Served out of its Azure Region in Singapore, the expanded cloud zones are now "generally available" to the Southeast Asia Azure region, Microsoft's Singapore cloud and enterprise lead Patrik Bihammar said in a blogpost on Monday.
According to the software vendor, Availability Zones are physically separate locations within an Azure region, with each comprising of at least one datacentre equipped with its own independent power, cooling, and networking.
To ensure resiliency, Bihammar said, a minimum of three separate zones have been established in all the enabled regions, a move that aims to safeguard applications and data from datacentre failures.

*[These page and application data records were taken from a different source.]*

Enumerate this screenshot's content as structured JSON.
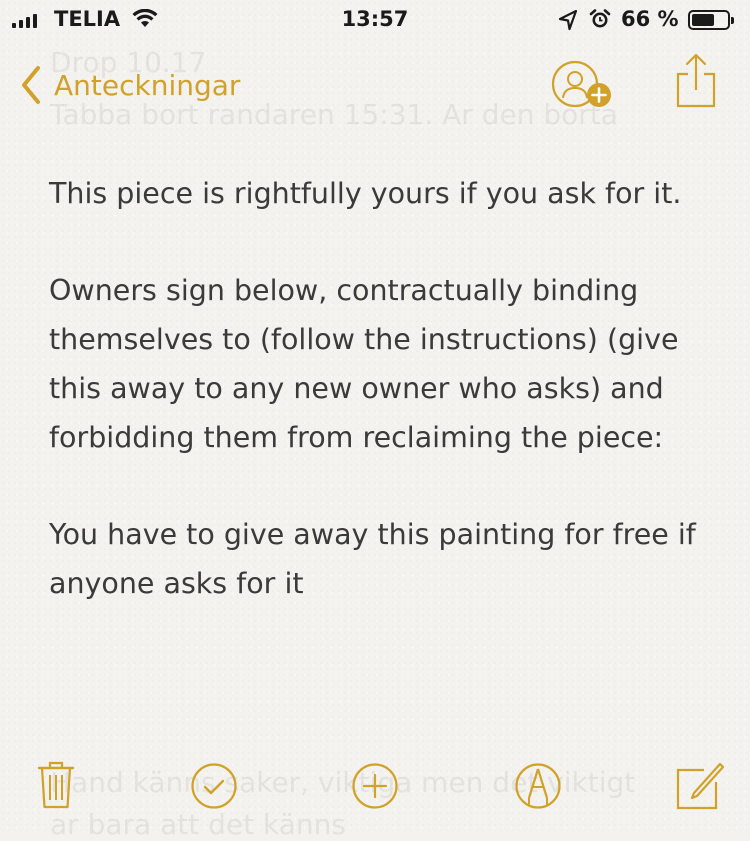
{
  "status_bar": {
    "carrier": "TELIA",
    "time": "13:57",
    "battery_percent": "66 %",
    "battery_level": 0.66
  },
  "nav": {
    "back_label": "Anteckningar"
  },
  "background_text": {
    "line1": "Drop 10.17",
    "line2": "Tabba bort randaren 15:31. Ar den borta",
    "line3": "Hand känns saker, viktiga men det viktigt",
    "line4": "ar bara att det känns"
  },
  "note": {
    "paragraphs": [
      "This piece is rightfully yours if you ask for it.",
      "Owners sign below, contractually binding themselves to (follow the instructions) (give this away to any new owner who asks) and forbidding them from reclaiming the piece:",
      "You have to give away this painting for free if anyone asks for it"
    ]
  },
  "icons": {
    "accent_color": "#d1a12a",
    "toolbar": [
      "trash-icon",
      "checklist-icon",
      "add-icon",
      "markup-pen-icon",
      "compose-icon"
    ]
  }
}
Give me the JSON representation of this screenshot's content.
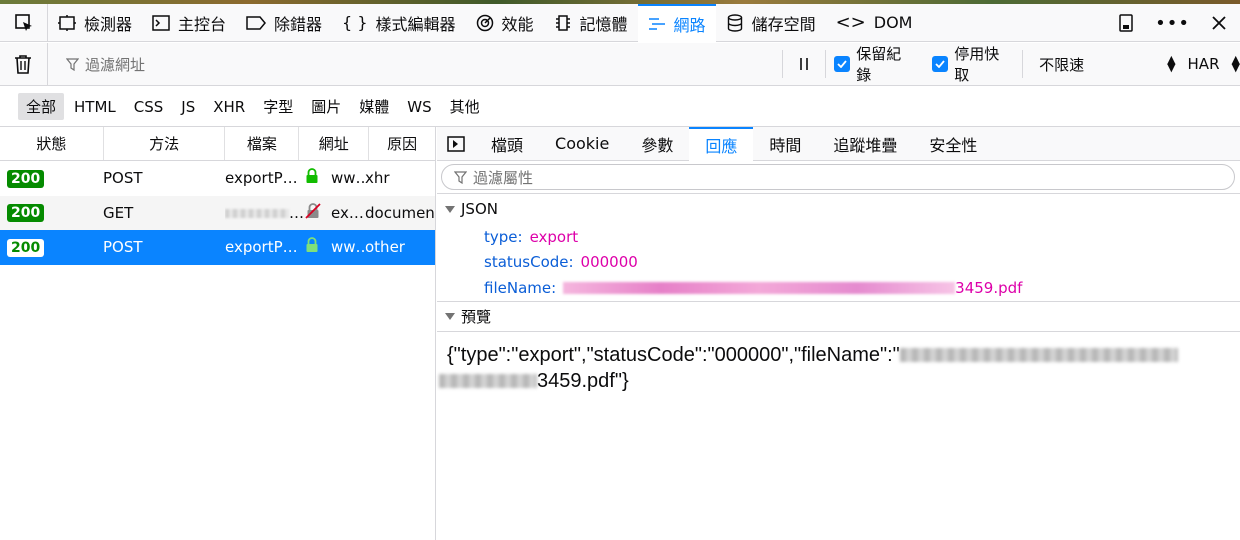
{
  "toolbar": {
    "tabs": [
      {
        "label": "檢測器",
        "icon": "inspector-icon"
      },
      {
        "label": "主控台",
        "icon": "console-icon"
      },
      {
        "label": "除錯器",
        "icon": "debugger-icon"
      },
      {
        "label": "樣式編輯器",
        "icon": "style-editor-icon"
      },
      {
        "label": "效能",
        "icon": "performance-icon"
      },
      {
        "label": "記憶體",
        "icon": "memory-icon"
      },
      {
        "label": "網路",
        "icon": "network-icon"
      },
      {
        "label": "儲存空間",
        "icon": "storage-icon"
      },
      {
        "label": "DOM",
        "icon": "dom-icon"
      }
    ],
    "active_tab": "網路"
  },
  "filter_bar": {
    "url_filter_placeholder": "過濾網址",
    "persist_logs_label": "保留紀錄",
    "disable_cache_label": "停用快取",
    "throttle_value": "不限速",
    "har_label": "HAR"
  },
  "type_filters": [
    "全部",
    "HTML",
    "CSS",
    "JS",
    "XHR",
    "字型",
    "圖片",
    "媒體",
    "WS",
    "其他"
  ],
  "request_table": {
    "headers": [
      "狀態",
      "方法",
      "檔案",
      "網址",
      "原因"
    ],
    "rows": [
      {
        "status": "200",
        "method": "POST",
        "file": "exportP…",
        "domain": "ww…",
        "cause": "xhr"
      },
      {
        "status": "200",
        "method": "GET",
        "file": "…",
        "domain": "ex…",
        "cause": "documen"
      },
      {
        "status": "200",
        "method": "POST",
        "file": "exportP…",
        "domain": "ww…",
        "cause": "other"
      }
    ]
  },
  "details": {
    "tabs": [
      "檔頭",
      "Cookie",
      "參數",
      "回應",
      "時間",
      "追蹤堆疊",
      "安全性"
    ],
    "active_tab": "回應",
    "prop_filter_placeholder": "過濾屬性",
    "json_section_label": "JSON",
    "json": {
      "type_key": "type:",
      "type_value": "export",
      "status_key": "statusCode:",
      "status_value": "000000",
      "file_key": "fileName:",
      "file_value_suffix": "3459.pdf"
    },
    "preview_section_label": "預覽",
    "preview_line1": "{\"type\":\"export\",\"statusCode\":\"000000\",\"fileName\":\"",
    "preview_line2_suffix": "3459.pdf\"}"
  },
  "colors": {
    "accent": "#0a84ff",
    "status_ok": "#058b00",
    "json_key": "#0b5ed7",
    "json_value": "#dd00a9"
  }
}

He added that this further strengthens Microsoft's cloud capabilities to meet the needs of customers in both the public and private sectors, as well as provide a portfolio to support customers in the development of applications for their business continuity and disaster recovery efforts.
"By building application architecture using a combination of Availability Zones with Azure region pairs, customers can synchronously replicate applications and data using Availability Zones within an Azure region for high-availability within Singapore, and asynchronously replicate across Azure regions for geographic disaster recovery protection," he explained.

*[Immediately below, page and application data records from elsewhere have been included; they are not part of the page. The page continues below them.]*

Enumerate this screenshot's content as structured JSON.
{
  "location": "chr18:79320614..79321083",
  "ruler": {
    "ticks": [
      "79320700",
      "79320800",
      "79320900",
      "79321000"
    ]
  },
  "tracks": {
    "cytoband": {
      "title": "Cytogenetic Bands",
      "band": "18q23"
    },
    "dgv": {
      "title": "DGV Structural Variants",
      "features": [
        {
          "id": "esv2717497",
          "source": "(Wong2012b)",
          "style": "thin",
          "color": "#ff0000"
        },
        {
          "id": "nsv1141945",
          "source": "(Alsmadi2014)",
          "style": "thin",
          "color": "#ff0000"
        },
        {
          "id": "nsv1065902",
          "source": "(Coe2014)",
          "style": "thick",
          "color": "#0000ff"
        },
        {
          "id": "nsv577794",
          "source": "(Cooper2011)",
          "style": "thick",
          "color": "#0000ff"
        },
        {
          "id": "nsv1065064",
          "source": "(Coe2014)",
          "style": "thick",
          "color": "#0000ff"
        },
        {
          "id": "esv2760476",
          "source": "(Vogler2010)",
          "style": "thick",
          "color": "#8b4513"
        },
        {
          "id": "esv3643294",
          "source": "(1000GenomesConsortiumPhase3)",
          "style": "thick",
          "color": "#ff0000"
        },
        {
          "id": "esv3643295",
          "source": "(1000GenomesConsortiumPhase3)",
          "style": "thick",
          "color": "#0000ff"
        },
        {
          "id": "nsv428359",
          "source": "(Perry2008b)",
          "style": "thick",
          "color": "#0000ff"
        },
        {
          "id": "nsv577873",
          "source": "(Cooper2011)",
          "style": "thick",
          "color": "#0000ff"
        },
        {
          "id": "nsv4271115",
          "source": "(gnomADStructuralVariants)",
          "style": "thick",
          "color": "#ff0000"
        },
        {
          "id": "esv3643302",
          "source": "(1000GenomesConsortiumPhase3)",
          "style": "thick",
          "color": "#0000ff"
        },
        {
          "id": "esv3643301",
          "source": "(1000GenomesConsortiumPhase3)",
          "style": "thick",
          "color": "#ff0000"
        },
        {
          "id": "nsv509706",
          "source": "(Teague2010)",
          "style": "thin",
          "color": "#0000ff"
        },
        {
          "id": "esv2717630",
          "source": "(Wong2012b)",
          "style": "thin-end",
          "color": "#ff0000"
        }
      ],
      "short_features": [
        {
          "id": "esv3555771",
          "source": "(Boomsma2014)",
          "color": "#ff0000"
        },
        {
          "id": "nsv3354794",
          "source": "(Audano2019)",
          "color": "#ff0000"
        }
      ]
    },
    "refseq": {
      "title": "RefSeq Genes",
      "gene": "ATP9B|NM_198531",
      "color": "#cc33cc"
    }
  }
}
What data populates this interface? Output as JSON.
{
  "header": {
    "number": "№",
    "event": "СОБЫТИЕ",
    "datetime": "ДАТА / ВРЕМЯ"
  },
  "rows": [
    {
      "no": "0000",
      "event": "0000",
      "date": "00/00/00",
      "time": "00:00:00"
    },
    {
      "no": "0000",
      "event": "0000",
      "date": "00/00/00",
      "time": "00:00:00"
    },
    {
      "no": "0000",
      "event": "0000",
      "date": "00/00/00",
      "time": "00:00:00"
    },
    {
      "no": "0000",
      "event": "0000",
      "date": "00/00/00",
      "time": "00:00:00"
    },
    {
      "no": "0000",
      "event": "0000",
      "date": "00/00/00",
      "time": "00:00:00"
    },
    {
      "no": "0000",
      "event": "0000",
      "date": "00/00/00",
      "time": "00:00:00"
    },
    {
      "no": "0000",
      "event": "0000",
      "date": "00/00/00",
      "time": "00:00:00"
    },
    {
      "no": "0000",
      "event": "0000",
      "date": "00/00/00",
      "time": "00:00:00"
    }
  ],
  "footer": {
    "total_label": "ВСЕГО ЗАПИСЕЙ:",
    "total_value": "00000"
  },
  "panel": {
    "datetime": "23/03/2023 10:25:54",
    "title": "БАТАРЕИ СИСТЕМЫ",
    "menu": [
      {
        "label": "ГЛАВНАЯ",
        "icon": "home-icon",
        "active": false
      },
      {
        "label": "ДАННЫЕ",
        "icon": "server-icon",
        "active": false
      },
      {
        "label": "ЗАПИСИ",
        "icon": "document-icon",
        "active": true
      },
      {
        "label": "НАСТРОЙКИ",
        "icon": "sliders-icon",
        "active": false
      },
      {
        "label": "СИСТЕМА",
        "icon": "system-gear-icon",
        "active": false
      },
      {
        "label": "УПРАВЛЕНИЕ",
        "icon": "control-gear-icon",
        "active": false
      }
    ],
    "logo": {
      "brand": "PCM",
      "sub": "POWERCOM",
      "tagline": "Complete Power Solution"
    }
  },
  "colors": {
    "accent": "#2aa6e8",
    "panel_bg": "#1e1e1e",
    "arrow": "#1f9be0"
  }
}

Microsoft's cloud environments adhere to several certification requirements, including Level 3 of the Multi-Tier Cloud Security (MTCS) Standard for Singapore, which is a cloud security standard that cuts across multiple tiers of cloud security.
The US software vendor currently operates 54 Azure regions worldwide.
Other cloud players also have been talking up their plans to expand in the Asia-Pacific region, including Google, which recently announced plans to open new cloud regions in Osaka and Hong Kong, bringing its total to seven by early-2019. Google in May added its third cloud zone in Singapore and later, in August, said it was building its third data centre in the city-state.
Alibaba Group has also been ramping up its cloud action, launching a slew of cloud products for the global market in August 2018 and earmarking Asia-Pacific as a priority region for growth. Of the Chinese vendor's 10 international datacentre regions, eight are located in Asia-Pacific including Singapore, Australia, Indonesia, and Malaysia. It also operates eight regions in China.
Chipmaker teams up with Nanyang Technological University to set up a S$4.8 million (US$3.5 million) lab aimed at building up local skillsets in data science and artificial intelligence.
Its seventh such facility in Singapore, the data centre will be STT Telemedia Global Data Centres' largest in the country, spanning 27,000 square metres and touting a load capacity of more than 30 megawatt.
Singapore government has earmarked S$14 million (US$10.19 million) over three years to fund the development of smart estates and modern technology, such as energy efficient applications.
Central banks from both countries have inked an agreement to jointly work on fintech innovation projects, research, and regulations, whilst two companies from both countries will collaborate on cross-border services.